The festival’s bold music policy has enabled 12 Points! to carve out a niche for itself as a major showcase for exciting young talent. Although theoretically “a union” of European states, it remains a fact that each nation’s jazz scene (and much else) remains splendidly autonomous from each another, so that jazz musicians in Finland have no idea what jazz musicians in Italy are doing, while Italian jazz musicians have very little idea of what is happening in Norway. Equally, French musicians haven’t a clue about what’s going down in Estonia, a situation that is repeated throughout the European Union’s community of twenty-seven member states.

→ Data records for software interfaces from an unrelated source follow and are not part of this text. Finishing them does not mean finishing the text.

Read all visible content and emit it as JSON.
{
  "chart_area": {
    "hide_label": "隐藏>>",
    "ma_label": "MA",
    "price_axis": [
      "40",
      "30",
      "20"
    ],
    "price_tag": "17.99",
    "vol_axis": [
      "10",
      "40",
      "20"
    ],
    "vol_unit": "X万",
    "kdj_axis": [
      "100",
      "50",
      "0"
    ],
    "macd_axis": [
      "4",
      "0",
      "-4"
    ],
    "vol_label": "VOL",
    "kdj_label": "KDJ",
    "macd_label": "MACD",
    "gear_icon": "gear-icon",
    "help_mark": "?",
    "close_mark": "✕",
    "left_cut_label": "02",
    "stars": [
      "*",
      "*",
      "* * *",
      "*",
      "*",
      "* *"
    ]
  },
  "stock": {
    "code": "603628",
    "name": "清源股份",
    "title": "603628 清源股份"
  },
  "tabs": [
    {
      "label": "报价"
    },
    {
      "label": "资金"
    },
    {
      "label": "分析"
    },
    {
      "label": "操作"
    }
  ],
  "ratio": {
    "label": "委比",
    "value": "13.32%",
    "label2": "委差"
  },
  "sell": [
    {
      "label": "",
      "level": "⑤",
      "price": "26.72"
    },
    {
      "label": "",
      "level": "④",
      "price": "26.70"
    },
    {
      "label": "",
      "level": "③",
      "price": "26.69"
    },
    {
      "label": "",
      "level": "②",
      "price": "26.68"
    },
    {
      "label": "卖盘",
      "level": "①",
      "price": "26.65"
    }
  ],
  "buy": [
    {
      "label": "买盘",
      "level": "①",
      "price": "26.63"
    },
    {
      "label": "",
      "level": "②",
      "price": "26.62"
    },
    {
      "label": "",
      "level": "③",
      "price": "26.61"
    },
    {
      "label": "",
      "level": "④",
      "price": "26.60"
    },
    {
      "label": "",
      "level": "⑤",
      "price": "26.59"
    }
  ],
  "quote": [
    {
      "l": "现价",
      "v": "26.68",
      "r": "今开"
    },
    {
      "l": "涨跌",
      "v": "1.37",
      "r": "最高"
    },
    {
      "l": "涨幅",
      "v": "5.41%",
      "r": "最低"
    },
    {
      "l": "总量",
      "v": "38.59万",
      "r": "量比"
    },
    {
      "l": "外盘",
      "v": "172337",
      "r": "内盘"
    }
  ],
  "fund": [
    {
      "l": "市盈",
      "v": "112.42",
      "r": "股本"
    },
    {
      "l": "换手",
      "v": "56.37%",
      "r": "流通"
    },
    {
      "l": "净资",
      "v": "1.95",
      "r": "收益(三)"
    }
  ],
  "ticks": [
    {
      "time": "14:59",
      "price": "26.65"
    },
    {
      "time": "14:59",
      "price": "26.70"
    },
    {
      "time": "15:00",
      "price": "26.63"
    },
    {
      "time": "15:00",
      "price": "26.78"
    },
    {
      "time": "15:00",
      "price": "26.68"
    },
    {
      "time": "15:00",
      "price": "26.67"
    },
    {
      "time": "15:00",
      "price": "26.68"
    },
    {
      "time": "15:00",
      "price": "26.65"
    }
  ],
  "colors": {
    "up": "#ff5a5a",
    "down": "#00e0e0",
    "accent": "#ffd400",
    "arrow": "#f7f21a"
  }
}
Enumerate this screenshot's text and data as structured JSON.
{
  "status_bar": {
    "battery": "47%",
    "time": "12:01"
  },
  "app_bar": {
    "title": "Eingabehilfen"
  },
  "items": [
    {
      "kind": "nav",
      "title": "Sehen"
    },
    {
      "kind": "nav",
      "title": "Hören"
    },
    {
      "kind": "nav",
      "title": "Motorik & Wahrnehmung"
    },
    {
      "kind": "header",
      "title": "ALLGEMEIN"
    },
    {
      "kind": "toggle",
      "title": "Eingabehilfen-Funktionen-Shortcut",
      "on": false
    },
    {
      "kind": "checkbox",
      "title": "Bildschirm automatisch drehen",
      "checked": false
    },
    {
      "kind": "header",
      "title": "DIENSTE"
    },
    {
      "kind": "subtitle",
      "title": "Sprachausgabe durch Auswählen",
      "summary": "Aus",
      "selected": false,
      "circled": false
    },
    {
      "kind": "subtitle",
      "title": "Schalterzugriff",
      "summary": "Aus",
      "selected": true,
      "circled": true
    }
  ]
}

It’s a situation 12 Points seeks to rectify. Although Ireland may be Europe’s most westerly nation, the festival has placed Dublin at the crossroads of European jazz. In just two years it has become the place to check the pulse of emerging young talent. With three one hour concerts a night spread over four successive nights, this year’s line-up included bands from Ireland, Lithuania, Austria, Germany, Finland, Denmark, Norway, the United Kingdom, Estonia, Luxembourg, Switzerland and Italy. And when the concerts wound-up at midnight, the scene shifted to an informal jam session at traditional Irish corner pub called Thomas Reads.’
Here musicians jammed on swinging standards such as “Caravan” or “Round Midnight.” On one memorable night it was fascinating to hear a Norwegian tenor saxophonist playing with an Irish pianist, an Italian bassist and a Finnish drummer. National identities were swallowed to allow the jazz session to function successfully. Yet within their own bands, these same musicians sought to create original music that was both part of a universal language of jazz and a singular expression of individual identity, often drawing on elements from their own national culture.

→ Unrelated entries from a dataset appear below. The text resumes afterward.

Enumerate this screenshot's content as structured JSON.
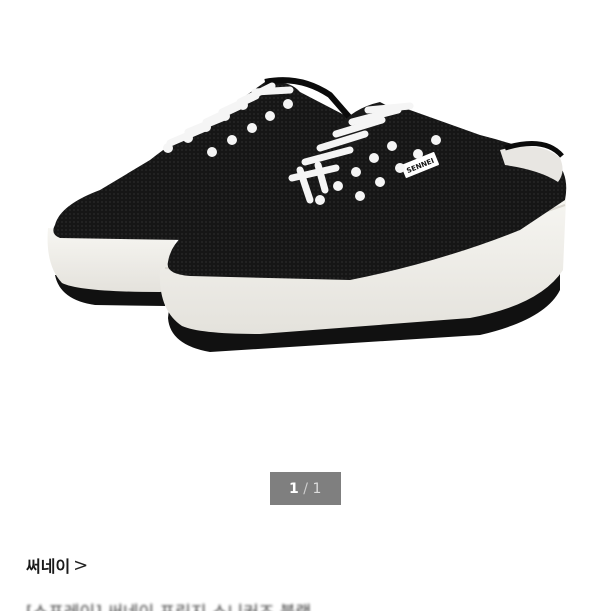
{
  "product": {
    "image_alt": "SENNEI black mesh mule sneakers",
    "shoe_tag": "SENNEI"
  },
  "pager": {
    "current": "1",
    "separator": "/",
    "total": "1"
  },
  "brand": {
    "name": "써네이",
    "chevron": ">"
  },
  "title": {
    "text": "[스프레이] 써네이 프린지 스니커즈 블랙"
  },
  "colors": {
    "shoe_upper": "#141414",
    "sole_white": "#f3f1ec",
    "sole_black": "#111111",
    "laces": "#f5f5f5",
    "pager_bg": "#7f7f7f"
  }
}
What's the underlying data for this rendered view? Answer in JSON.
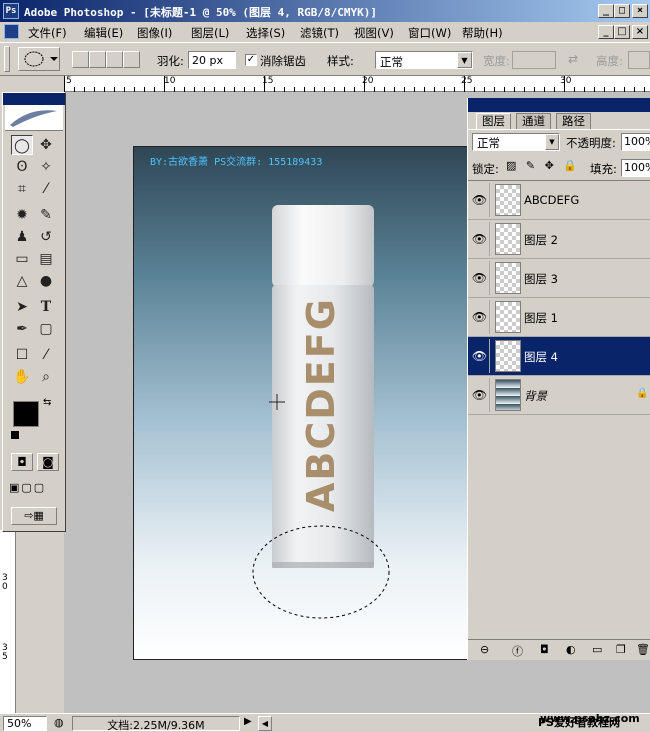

Identity is important in Europe. With so many countries crammed into a relatively small continental space, difference matters. More so in a globalizing world that raises fears about the loss of cultural anchors. So it is only natural that cultural differences be preserved in jazz. Oddarrang from Helsinki, for example, produced music of beguiling beauty and melancholy that looked over its shoulder to their national musical hero, Sibelius. Virtuoso pianist Matther Bourne’s surreal humour could only come from the country that gave the world Monty Python while Sean Carpio’s drumming with the Dublin based band Togetherness seemed to owe as much to the great jazz drumming legends of the past as the Celtic masters of the Bodhrán.
And given it’s possible that the very first string quartets came from Austria and Germany in the 1600’s, it is perhaps inevitable that the inheritors of this great tradition should see no incongruity in adapting its conventions to jazz. The Radio String Quartet from Vienna have brought the string quartet into the 21st century with an exploratory approach that embraces the music of the Mahavishnu Orchestra.
In fact, the more you probed beneath the surface of the music at 12 Points! the more it seemed to be shaped, at least in part, by the particular national, cultural, folkloric or classical traditions that have surrounded these musicians since birth. Being born and raised in Oslo, for example, is a completely different experience to being born in London, Paris or Rome. It has helped shape their musical personalities and they use it to assert their identity and their place within the global jazz community.